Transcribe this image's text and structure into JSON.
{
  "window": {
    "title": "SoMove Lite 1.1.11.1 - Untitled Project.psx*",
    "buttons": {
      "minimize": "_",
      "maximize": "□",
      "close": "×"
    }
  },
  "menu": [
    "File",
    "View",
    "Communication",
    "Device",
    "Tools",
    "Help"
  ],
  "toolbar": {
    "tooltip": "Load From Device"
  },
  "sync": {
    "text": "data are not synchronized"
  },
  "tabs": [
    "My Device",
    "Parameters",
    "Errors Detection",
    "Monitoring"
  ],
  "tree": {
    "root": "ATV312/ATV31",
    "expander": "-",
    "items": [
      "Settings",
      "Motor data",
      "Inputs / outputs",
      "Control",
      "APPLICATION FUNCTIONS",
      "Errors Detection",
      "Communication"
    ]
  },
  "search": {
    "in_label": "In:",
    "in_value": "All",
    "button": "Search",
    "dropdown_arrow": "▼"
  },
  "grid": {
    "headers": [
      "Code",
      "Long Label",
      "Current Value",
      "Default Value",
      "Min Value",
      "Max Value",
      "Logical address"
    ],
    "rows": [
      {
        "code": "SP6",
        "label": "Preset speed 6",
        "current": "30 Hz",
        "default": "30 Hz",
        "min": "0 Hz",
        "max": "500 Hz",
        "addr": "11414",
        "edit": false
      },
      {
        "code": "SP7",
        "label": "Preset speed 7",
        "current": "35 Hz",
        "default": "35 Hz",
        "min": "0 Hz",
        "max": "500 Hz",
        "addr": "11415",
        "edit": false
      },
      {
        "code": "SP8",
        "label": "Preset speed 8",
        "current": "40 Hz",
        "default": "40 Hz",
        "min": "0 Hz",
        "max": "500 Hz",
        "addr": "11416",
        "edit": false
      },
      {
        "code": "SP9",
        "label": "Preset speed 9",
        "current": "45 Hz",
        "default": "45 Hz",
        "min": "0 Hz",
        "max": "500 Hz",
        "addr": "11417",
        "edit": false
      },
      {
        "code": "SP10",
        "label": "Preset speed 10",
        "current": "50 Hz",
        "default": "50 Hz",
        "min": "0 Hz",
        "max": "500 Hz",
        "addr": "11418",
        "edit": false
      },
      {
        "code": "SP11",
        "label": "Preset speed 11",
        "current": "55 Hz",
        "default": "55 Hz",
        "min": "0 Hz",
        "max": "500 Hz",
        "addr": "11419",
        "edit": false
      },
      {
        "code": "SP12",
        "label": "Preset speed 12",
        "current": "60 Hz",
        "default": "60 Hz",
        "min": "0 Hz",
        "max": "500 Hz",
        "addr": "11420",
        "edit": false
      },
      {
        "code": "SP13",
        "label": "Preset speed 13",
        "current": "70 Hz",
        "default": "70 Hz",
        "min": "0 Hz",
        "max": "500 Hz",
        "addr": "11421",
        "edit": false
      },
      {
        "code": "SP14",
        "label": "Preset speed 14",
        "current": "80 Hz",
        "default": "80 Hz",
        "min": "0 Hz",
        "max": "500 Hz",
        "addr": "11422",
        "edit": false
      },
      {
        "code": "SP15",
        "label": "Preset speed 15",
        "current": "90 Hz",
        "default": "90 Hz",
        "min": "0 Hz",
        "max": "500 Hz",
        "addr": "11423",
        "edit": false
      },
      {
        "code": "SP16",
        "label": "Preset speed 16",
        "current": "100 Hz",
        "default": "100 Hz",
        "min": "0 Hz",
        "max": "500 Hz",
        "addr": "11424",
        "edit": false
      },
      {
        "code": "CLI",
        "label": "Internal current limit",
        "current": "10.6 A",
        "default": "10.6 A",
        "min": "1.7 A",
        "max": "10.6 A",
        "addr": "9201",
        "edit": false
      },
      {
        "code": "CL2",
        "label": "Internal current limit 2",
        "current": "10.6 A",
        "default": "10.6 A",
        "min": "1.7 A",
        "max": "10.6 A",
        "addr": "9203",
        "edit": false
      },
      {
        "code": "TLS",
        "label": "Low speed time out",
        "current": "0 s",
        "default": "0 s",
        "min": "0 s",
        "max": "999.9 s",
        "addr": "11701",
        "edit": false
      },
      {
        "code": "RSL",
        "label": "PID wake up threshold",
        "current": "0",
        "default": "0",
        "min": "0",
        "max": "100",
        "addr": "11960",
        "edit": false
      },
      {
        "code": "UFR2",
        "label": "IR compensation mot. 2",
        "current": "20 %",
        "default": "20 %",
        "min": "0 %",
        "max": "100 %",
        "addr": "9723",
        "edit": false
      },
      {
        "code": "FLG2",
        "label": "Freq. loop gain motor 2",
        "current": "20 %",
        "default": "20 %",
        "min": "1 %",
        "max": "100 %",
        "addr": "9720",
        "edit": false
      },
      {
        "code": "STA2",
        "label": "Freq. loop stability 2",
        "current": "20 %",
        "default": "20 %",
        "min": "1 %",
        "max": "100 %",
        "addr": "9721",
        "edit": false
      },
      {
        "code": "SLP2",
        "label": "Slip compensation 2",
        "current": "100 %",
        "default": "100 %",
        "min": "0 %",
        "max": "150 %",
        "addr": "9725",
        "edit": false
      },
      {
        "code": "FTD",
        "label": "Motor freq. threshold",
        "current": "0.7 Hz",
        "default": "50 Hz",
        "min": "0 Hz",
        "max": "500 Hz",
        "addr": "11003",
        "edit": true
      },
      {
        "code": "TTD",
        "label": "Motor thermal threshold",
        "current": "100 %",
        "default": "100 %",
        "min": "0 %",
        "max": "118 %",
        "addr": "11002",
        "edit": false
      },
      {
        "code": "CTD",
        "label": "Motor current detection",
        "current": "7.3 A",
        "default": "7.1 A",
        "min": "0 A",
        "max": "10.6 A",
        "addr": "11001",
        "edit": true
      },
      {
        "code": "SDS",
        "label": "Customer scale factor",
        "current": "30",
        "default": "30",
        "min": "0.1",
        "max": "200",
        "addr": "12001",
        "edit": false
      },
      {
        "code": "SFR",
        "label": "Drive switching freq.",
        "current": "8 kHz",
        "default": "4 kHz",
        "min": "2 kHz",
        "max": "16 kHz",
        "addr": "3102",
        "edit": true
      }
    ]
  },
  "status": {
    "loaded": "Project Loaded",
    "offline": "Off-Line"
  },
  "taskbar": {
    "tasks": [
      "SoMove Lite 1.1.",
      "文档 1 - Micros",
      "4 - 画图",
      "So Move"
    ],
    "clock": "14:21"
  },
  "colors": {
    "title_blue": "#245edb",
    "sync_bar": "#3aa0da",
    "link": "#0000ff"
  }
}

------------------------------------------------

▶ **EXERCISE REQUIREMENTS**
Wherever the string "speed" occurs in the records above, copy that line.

▶ **EXPECTED OUTPUT**
        "label": "Preset speed 6",
        "label": "Preset speed 7",
        "label": "Preset speed 8",
        "label": "Preset speed 9",
        "label": "Preset speed 10",
        "label": "Preset speed 11",
        "label": "Preset speed 12",
        "label": "Preset speed 13",
        "label": "Preset speed 14",
        "label": "Preset speed 15",
        "label": "Preset speed 16",
        "label": "Low speed time out",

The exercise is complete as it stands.